The next vital thing to note in the above screenshot is the exposure level I have selected. In the shot above it is at 3%. This is where most people go wrong, they set the percentage too high. I work between 1 and 5%. I never go higher than 5% and rarely use that. I am usual working between 1 and 3%. When you use this setting the effect builds up very slowly and delicately giving you control. If you go higher you loose control and damage the image.

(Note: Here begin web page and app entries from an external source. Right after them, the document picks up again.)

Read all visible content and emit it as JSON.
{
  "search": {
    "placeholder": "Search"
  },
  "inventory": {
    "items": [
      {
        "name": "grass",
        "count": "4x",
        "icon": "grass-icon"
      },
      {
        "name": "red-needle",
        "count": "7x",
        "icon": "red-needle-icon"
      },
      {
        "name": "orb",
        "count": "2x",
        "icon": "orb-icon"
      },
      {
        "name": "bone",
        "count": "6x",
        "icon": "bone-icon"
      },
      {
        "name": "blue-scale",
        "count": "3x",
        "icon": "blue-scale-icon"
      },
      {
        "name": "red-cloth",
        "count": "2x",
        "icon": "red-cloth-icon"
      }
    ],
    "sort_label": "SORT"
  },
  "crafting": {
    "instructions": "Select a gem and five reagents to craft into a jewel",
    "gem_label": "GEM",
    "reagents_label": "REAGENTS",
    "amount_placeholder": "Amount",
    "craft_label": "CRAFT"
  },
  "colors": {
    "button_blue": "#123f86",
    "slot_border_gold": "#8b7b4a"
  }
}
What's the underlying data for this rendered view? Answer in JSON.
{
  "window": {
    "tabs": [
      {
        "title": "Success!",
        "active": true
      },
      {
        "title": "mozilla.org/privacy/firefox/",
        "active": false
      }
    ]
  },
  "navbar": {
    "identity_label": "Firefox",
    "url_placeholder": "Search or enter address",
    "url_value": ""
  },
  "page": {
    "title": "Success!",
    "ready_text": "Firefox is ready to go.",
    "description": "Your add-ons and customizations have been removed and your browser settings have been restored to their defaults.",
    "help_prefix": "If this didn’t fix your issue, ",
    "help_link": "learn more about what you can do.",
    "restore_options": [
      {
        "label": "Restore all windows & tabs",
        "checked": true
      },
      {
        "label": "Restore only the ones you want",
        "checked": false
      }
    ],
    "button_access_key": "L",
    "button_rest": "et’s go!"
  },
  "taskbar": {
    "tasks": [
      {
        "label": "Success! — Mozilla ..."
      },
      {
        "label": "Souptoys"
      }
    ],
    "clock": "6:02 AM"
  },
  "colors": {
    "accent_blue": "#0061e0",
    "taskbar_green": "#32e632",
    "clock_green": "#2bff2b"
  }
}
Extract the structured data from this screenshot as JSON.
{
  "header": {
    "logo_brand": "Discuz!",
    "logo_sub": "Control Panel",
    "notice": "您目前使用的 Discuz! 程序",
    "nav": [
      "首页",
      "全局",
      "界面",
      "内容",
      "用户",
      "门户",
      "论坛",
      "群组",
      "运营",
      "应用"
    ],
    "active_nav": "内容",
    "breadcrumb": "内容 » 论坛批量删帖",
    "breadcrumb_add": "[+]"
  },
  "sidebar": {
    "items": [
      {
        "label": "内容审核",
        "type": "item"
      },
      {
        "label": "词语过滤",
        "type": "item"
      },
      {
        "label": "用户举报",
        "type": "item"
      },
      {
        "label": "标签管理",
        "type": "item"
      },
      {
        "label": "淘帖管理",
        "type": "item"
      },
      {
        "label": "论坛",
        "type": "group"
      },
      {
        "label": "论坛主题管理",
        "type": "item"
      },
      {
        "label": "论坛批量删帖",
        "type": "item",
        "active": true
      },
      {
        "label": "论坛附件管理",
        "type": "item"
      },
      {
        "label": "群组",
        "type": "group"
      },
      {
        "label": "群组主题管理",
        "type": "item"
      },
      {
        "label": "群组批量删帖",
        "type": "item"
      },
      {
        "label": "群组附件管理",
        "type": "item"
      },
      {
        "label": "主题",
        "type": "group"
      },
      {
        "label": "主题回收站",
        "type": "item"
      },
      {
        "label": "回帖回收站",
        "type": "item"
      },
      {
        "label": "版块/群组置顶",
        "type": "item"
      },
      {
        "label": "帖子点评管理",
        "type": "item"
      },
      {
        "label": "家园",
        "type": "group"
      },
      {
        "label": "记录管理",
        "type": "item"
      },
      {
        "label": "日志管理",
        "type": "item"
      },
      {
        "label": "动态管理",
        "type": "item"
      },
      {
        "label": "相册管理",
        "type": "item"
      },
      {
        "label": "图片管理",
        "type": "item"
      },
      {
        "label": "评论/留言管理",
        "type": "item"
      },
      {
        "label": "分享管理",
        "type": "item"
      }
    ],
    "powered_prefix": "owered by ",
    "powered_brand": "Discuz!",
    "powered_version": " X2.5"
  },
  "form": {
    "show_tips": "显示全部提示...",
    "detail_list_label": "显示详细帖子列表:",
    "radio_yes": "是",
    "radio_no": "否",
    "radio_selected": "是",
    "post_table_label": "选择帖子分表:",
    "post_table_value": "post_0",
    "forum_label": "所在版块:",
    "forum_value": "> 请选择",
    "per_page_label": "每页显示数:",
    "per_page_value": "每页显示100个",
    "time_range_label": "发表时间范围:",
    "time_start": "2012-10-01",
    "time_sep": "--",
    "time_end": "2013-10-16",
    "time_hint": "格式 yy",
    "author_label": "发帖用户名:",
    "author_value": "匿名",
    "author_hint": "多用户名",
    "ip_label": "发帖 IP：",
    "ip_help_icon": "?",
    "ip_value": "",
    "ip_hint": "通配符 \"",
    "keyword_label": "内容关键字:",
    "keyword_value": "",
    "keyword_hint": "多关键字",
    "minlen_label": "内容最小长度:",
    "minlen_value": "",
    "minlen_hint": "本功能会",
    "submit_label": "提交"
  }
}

Now size the brush using the [ ] keys as usual and start brushing over the image. Use large flowing strokes. Avoid at all costs scrubbing away wit the brush at small areas as this soon creates a blotchy look. Keep switching between dodging and burning and build both together gradually. Keep changing between working on the shadows, mid-tones and highlights. Keep turning the layer on and off by clicking the ‘eye-con’ on the layers pane so you can see how far you are going and how far you have come. Work towards your pre-visualised goal. Take your time and don’t overdo it!

Here is my image. The first screen shot shows the basic mono conversion. The second it the dodged and burned final image. I have created a vignette to draw the eye to the water flow. I have brightened the water to give sparkle and punch and added a bit more drama to the sky.

Most mono film photographers would not consider printing an image without some dodging and burning to enhance it. Read what Ansel Adams wrote about this process as part of his print making to see how important he felt it was. He was a master of the technique. I hope you enjoy practising the effect and feel sure your mono images will improve dramatically as a result.

To learn much more about dodging and burning and all the other aspects of mono image making, why not consider coming on one of my specialist mono workshops where we work on thinking in mono, composing for mono and then processing to make mono images full of drama, light and character. You will find full details on the workshops pages of my website.